Jeremy Corbyn has mocked Theresa May’s “threadbare” Queen’s Speech which was delivered today shorn of her most high profile manifesto commitments.
The prime minister this morning unveiled a legislative agenda which did not include previous plans to expand grammar schools, means-test winter fuel payments or legalising fox hunting.
Speaking for over half an hour in the Commons, Corbyn savaged the May for Tory austerity policies and her election disaster, with one Labour MP enthusiastically shouting “go on Jez”.
May, who has been under intense internal Tory pressure after losing the party its majority at the election, was cheered by her backbenchers when she rose to speak.
Backbench Labour MPs, most of whom had severe doubts about Corbyn’s leadership, were in a more boisterous mood than before the election and shouted “resign” across the chamber at the prime minister.
Toby Perkins poked fun at May’s diminished political stature as compared to the Labour leader. “Has she shrunk or has he grown?” Perkins asked.
Wes Streeting asked May: “Given that she asked for a personal mandate and didn’t get one, why is she still here?”
And Kevin Brennan called May the “interim prime minister”, a reference to suggestions she could be ousted by her backbenchers.
John Bercow also admonished May for suggesting Perkins’ question did not deserve an answer. “it did,” he said.
Unusually, the government proposed a policy agenda that will run for two years rather than just one.
Corbyn told MPs it was a “threadbare legislative programme from a government that has lost its majority and apparently run out of ideas altogether.
“This would be a thin legislative programme even if it was for one year but for two years? There’s not enough in it to fill up one year.”
May defended herself against accusations her government had not proposed enough legislation. “Not every problem can be solved by an act of Parliament,” she said.
The Labour leader said it was he, rather than May, who was “ready to offer real strong an stable leadership in the interest of the many not the few”.

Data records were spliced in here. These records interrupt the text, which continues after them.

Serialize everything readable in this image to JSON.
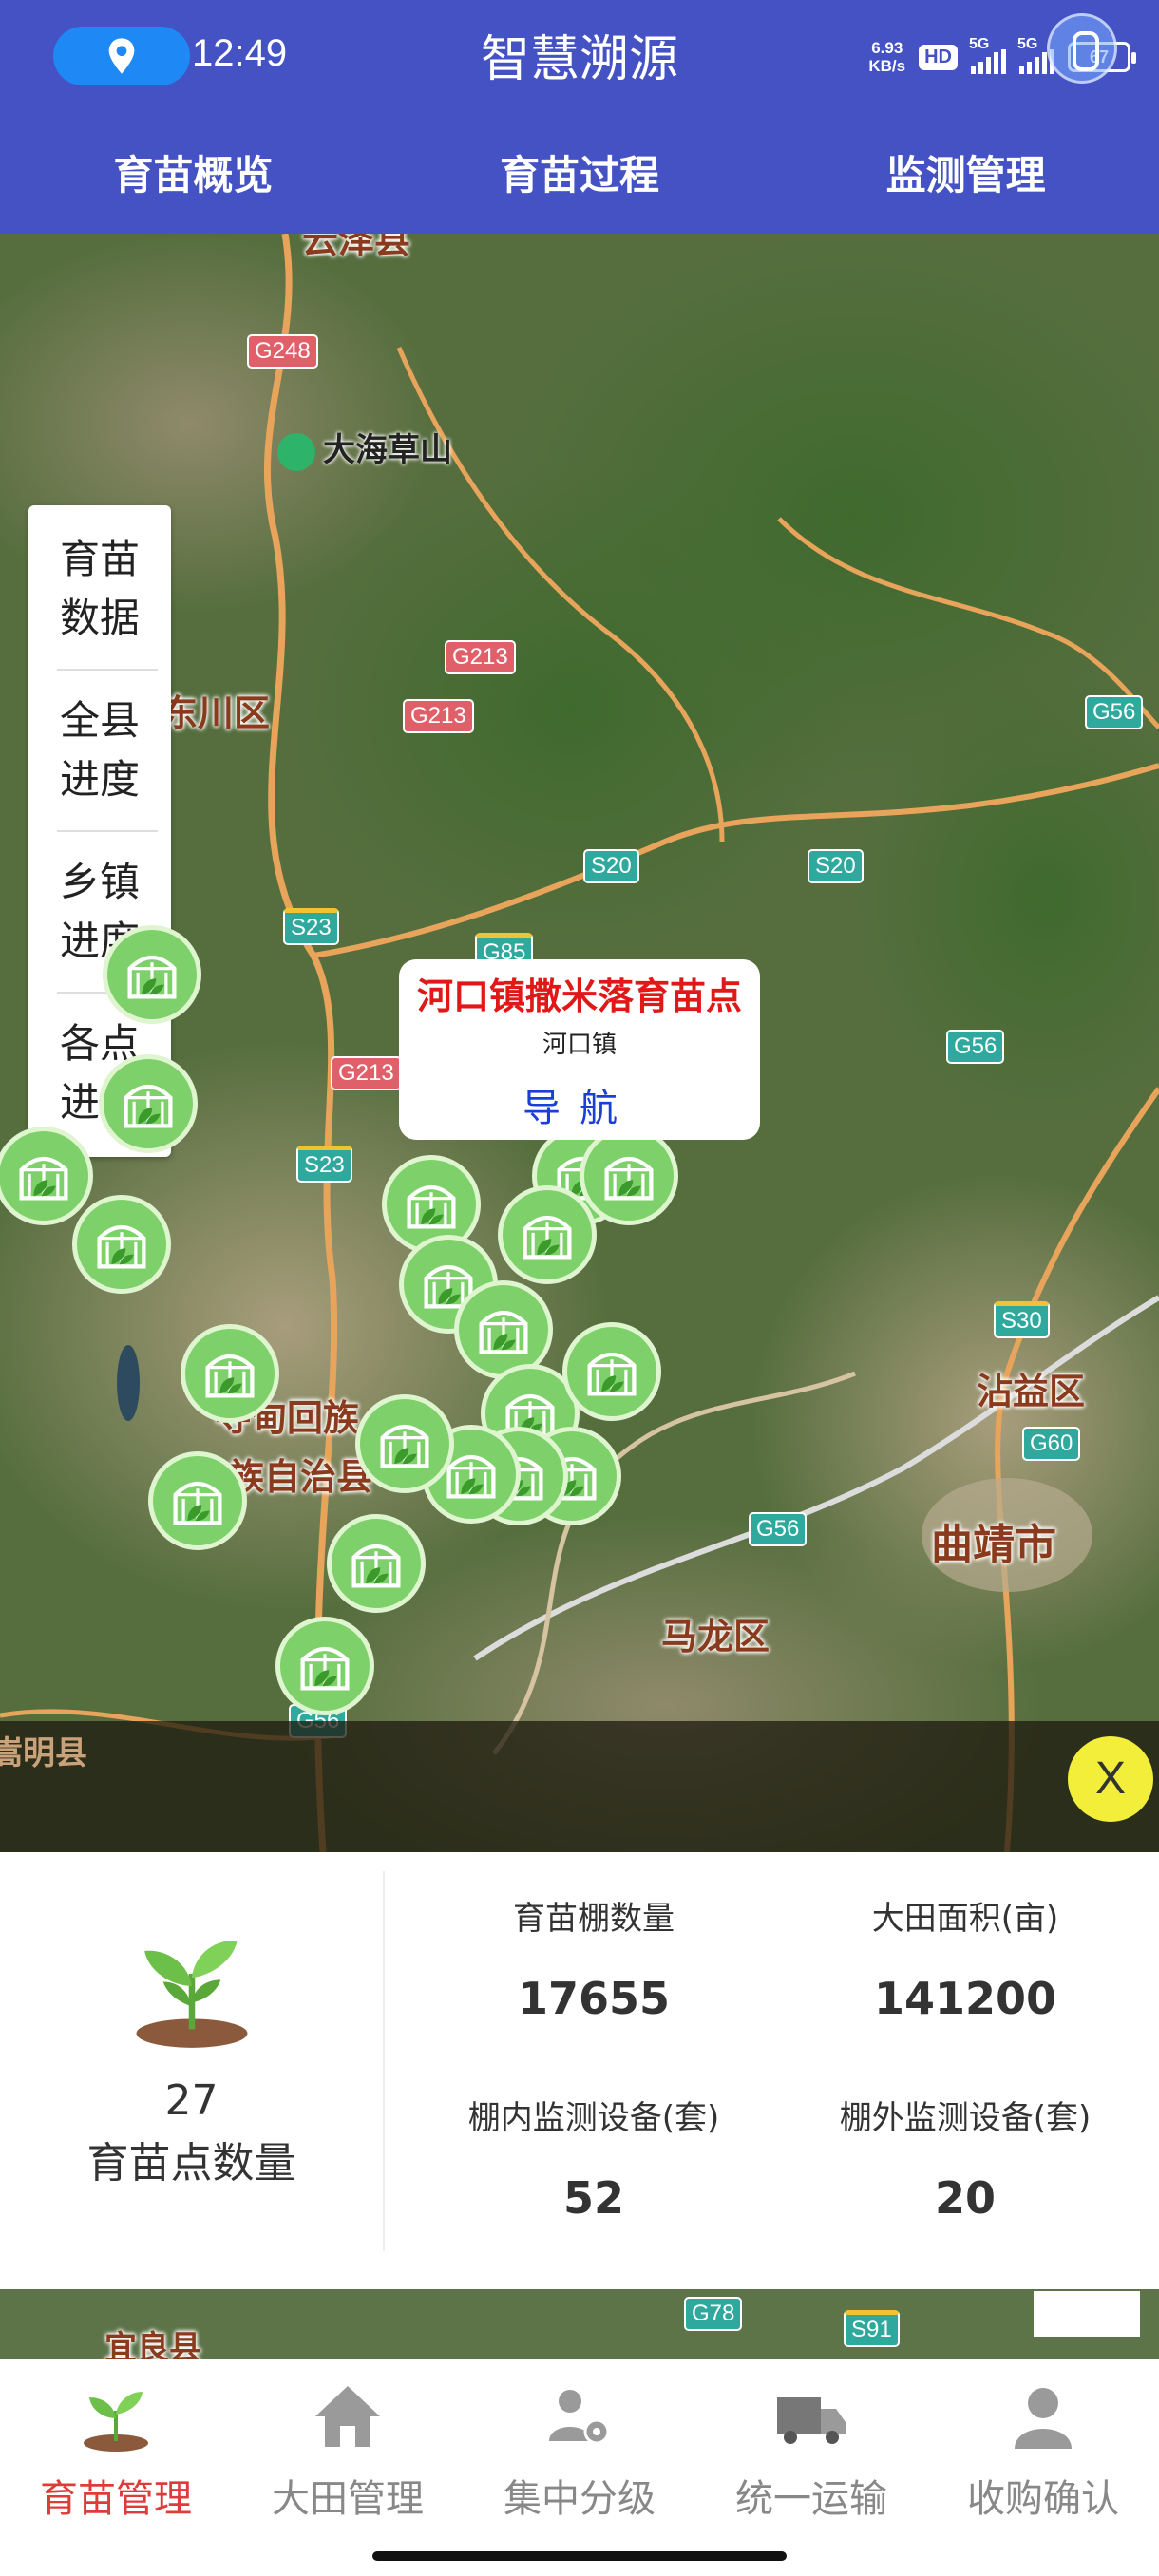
{
  "status_bar": {
    "time": "12:49",
    "net_speed_value": "6.93",
    "net_speed_unit": "KB/s",
    "hd_label": "HD",
    "signal_1": "5G",
    "signal_2": "5G",
    "battery": "67"
  },
  "header": {
    "title": "智慧溯源",
    "tabs": [
      {
        "label": "育苗概览"
      },
      {
        "label": "育苗过程"
      },
      {
        "label": "监测管理"
      }
    ]
  },
  "map": {
    "side_menu": [
      {
        "line1": "育苗",
        "line2": "数据"
      },
      {
        "line1": "全县",
        "line2": "进度"
      },
      {
        "line1": "乡镇",
        "line2": "进度"
      },
      {
        "line1": "各点",
        "line2": "进度"
      }
    ],
    "place_labels": {
      "p1": "云泽县",
      "p2": "大海草山",
      "p3": "东川区",
      "p4": "沾益区",
      "p5": "曲靖市",
      "p6": "马龙区",
      "p7": "寻甸回族",
      "p8": "族自治县",
      "p9": "嵩明县",
      "p10": "宜良县"
    },
    "road_labels": {
      "r1": "G248",
      "r2": "G213",
      "r3": "G213",
      "r4": "G56",
      "r5": "S20",
      "r6": "S20",
      "r7": "S23",
      "r8": "G85",
      "r9": "G56",
      "r10": "G213",
      "r11": "S23",
      "r12": "S30",
      "r13": "G60",
      "r14": "G56",
      "r15": "G56",
      "r16": "G78",
      "r17": "S91"
    },
    "popup": {
      "title": "河口镇撒米落育苗点",
      "subtitle": "河口镇",
      "nav_label": "导航"
    },
    "close_label": "X",
    "marker_icon": "greenhouse-icon"
  },
  "stats": {
    "seedling_points_count": "27",
    "seedling_points_label": "育苗点数量",
    "cells": [
      {
        "label": "育苗棚数量",
        "value": "17655"
      },
      {
        "label": "大田面积(亩)",
        "value": "141200"
      },
      {
        "label": "棚内监测设备(套)",
        "value": "52"
      },
      {
        "label": "棚外监测设备(套)",
        "value": "20"
      }
    ]
  },
  "bottom_nav": [
    {
      "label": "育苗管理",
      "icon": "seedling-icon",
      "active": true
    },
    {
      "label": "大田管理",
      "icon": "house-icon",
      "active": false
    },
    {
      "label": "集中分级",
      "icon": "users-gear-icon",
      "active": false
    },
    {
      "label": "统一运输",
      "icon": "truck-icon",
      "active": false
    },
    {
      "label": "收购确认",
      "icon": "person-icon",
      "active": false
    }
  ],
  "colors": {
    "header_bg": "#4452c4",
    "active_tab": "#e03b3b",
    "popup_title": "#e01818",
    "popup_nav": "#1a3fd9",
    "marker": "#7ed16a",
    "close_button": "#f2ee3a"
  }
}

“Labour won almost 13 million votes at the election because we offered hope and opportunity for all and real change for our country,” Corbyn said.
“The prime minister began the election campaign by warning that: ‘If I lose just six seats I will lose this election’. When it came to it, she lost more than four times that many seats to Labour.”

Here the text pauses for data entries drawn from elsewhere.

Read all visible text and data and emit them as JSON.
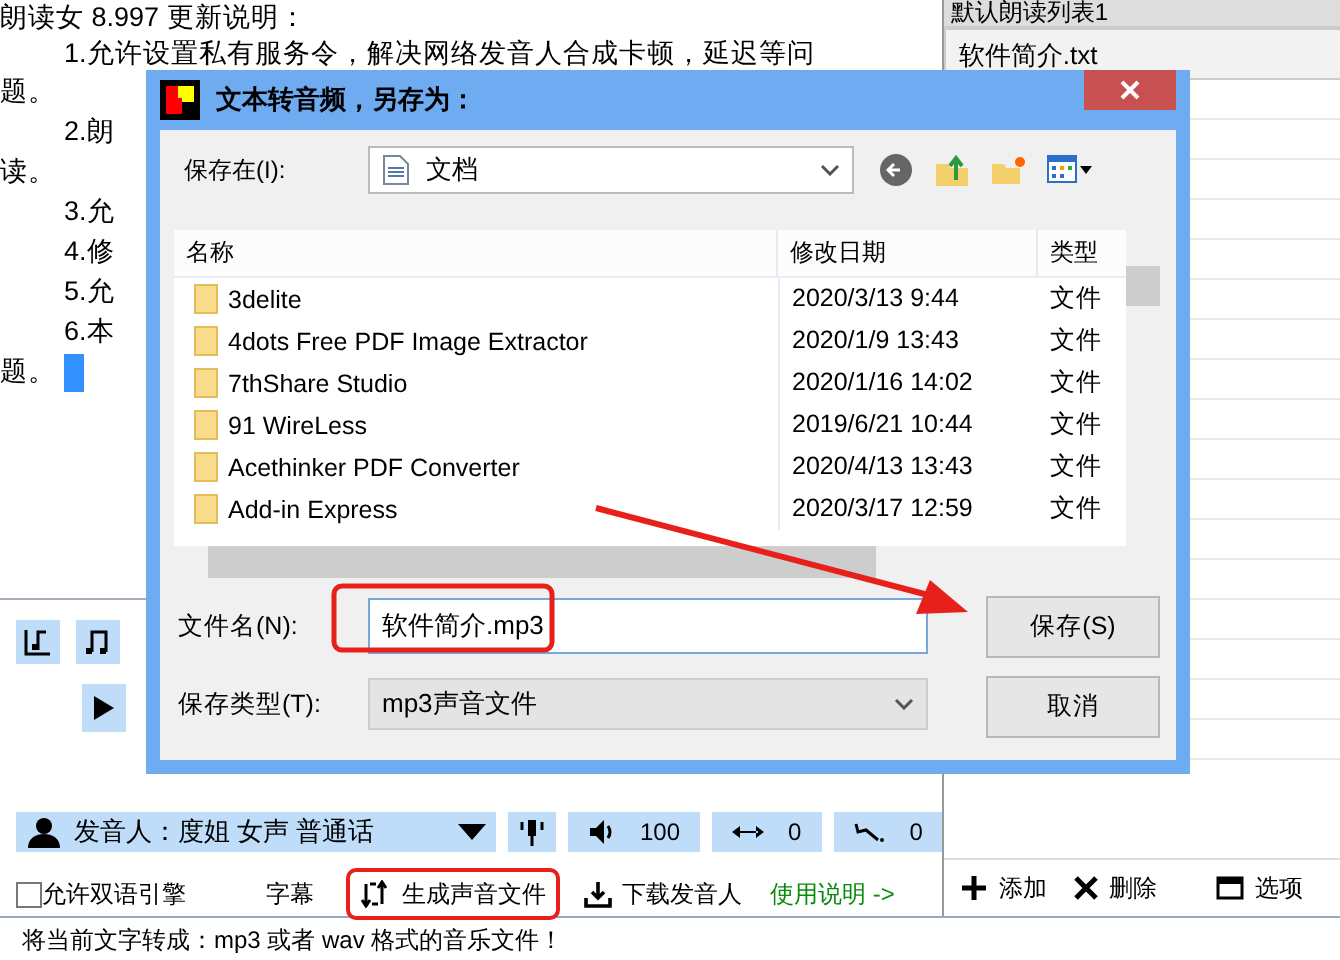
{
  "editor": {
    "lines": [
      {
        "text": "朗读女 8.997 更新说明：",
        "indent": false
      },
      {
        "text": "1.允许设置私有服务令，解决网络发音人合成卡顿，延迟等问",
        "indent": true
      },
      {
        "text": "题。",
        "indent": false
      },
      {
        "text": "2.朗",
        "indent": true
      },
      {
        "text": "读。",
        "indent": false
      },
      {
        "text": "3.允",
        "indent": true
      },
      {
        "text": "4.修",
        "indent": true
      },
      {
        "text": "5.允",
        "indent": true
      },
      {
        "text": "6.本",
        "indent": true
      },
      {
        "text": "题。",
        "indent": false
      }
    ]
  },
  "right_panel": {
    "list_dropdown": "默认朗读列表1",
    "items": [
      {
        "label": "软件简介.txt",
        "selected": true
      }
    ],
    "buttons": [
      {
        "kind": "add",
        "label": "添加"
      },
      {
        "kind": "delete",
        "label": "删除"
      },
      {
        "kind": "options",
        "label": "选项"
      }
    ]
  },
  "voice_bar": {
    "voice": "发音人：度姐 女声 普通话",
    "volume": "100",
    "speed": "0",
    "pitch": "0"
  },
  "options_row": {
    "bilingual": {
      "label": "允许双语引擎",
      "checked": false
    },
    "subtitle": "字幕",
    "generate": "生成声音文件",
    "download": "下载发音人",
    "help": "使用说明 ->"
  },
  "status_bar": "将当前文字转成：mp3 或者 wav 格式的音乐文件！",
  "dialog": {
    "title": "文本转音频，另存为：",
    "save_in_label": "保存在(I):",
    "save_in": "文档",
    "columns": [
      "名称",
      "修改日期",
      "类型"
    ],
    "files": [
      {
        "name": "3delite",
        "date": "2020/3/13 9:44",
        "type": "文件"
      },
      {
        "name": "4dots Free PDF Image Extractor",
        "date": "2020/1/9 13:43",
        "type": "文件"
      },
      {
        "name": "7thShare Studio",
        "date": "2020/1/16 14:02",
        "type": "文件"
      },
      {
        "name": "91 WireLess",
        "date": "2019/6/21 10:44",
        "type": "文件"
      },
      {
        "name": "Acethinker PDF Converter",
        "date": "2020/4/13 13:43",
        "type": "文件"
      },
      {
        "name": "Add-in Express",
        "date": "2020/3/17 12:59",
        "type": "文件"
      }
    ],
    "filename_label": "文件名(N):",
    "filename": "软件简介.mp3",
    "type_label": "保存类型(T):",
    "filetype": "mp3声音文件",
    "save": "保存(S)",
    "cancel": "取消"
  }
}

Corbyn, listing seats won by Labour on June 8, added: “From Cardiff to Canterbury, from Stockton to Kensington, people chose hope over fear. And they sent an unequivocal message: that austerity must be brought to an end.”
Of 27 Bills and draft bills unveiled in her first Queen’s Speech, eight are devoted to the complex process of withdrawal from the EU, including a Repeal Bill to overturn the 1972 Act which took Britain into the European Economic Community and separate Bills on customs, trade, immigration, fisheries, agriculture, nuclear safeguards and the international sanctions regime.

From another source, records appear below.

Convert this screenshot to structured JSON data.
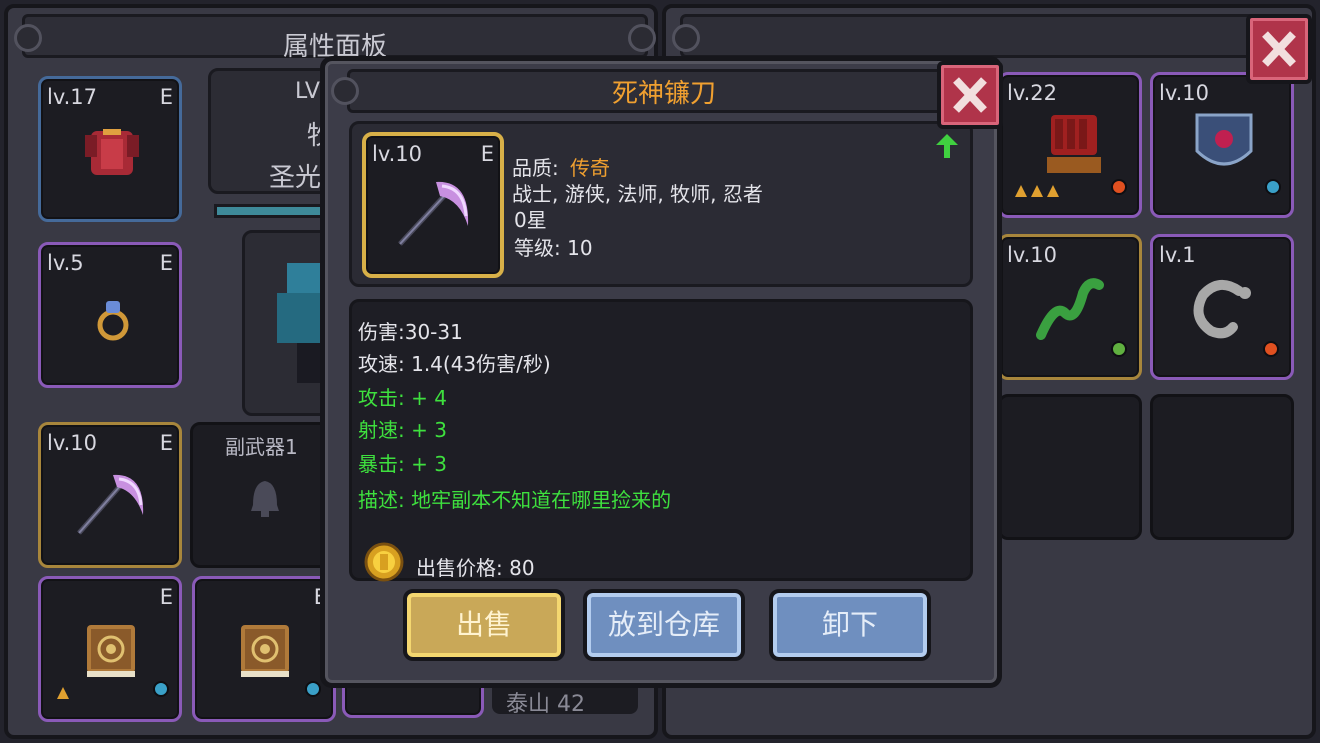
{
  "left_panel": {
    "title": "属性面板",
    "char_header_partial": "LV",
    "char_line2_partial": "牧",
    "char_line3_partial": "圣光",
    "side_weapon_label": "副武器1",
    "bottom_partial_text": "泰山  42",
    "slots": [
      {
        "level": "lv.17",
        "tag": "E"
      },
      {
        "level": "lv.5",
        "tag": "E"
      },
      {
        "level": "lv.10",
        "tag": "E"
      },
      {
        "level": "",
        "tag": "E"
      },
      {
        "level": "",
        "tag": "E"
      }
    ]
  },
  "right_panel": {
    "slots": [
      {
        "level": "lv.22"
      },
      {
        "level": "lv.10"
      },
      {
        "level": "lv.10"
      },
      {
        "level": "lv.1"
      }
    ]
  },
  "item_dialog": {
    "title": "死神镰刀",
    "item_level": "lv.10",
    "item_tag": "E",
    "quality_label": "品质: ",
    "quality_value": "传奇",
    "classes": "战士, 游侠, 法师, 牧师, 忍者",
    "stars": "0星",
    "level_req": "等级: 10",
    "damage": "伤害:30-31",
    "attack_speed": "攻速: 1.4(43伤害/秒)",
    "bonus_attack": "攻击: + 4",
    "bonus_shoot_speed": "射速: + 3",
    "bonus_crit": "暴击: + 3",
    "description": "描述: 地牢副本不知道在哪里捡来的",
    "sell_price": "出售价格: 80",
    "btn_sell": "出售",
    "btn_store": "放到仓库",
    "btn_unequip": "卸下"
  },
  "colors": {
    "legendary": "#f0a030",
    "bonus_green": "#3ee03e",
    "text_light": "#e4e4ea"
  }
}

Speculation that Donald Trump’s state visit may be ditched was fuelled by its absence from the speech.
But Downing Street said that the invitation to the US President stands and said it did not feature because a date is yet to be fixed.
May has yet to finalise a deal with the DUP that would see its 10 MPs support her minority Tory government.
Damian Green, the first secretary of state who serves effectively as deputy prime minister, said earlier today a deal was still “entirely possible”.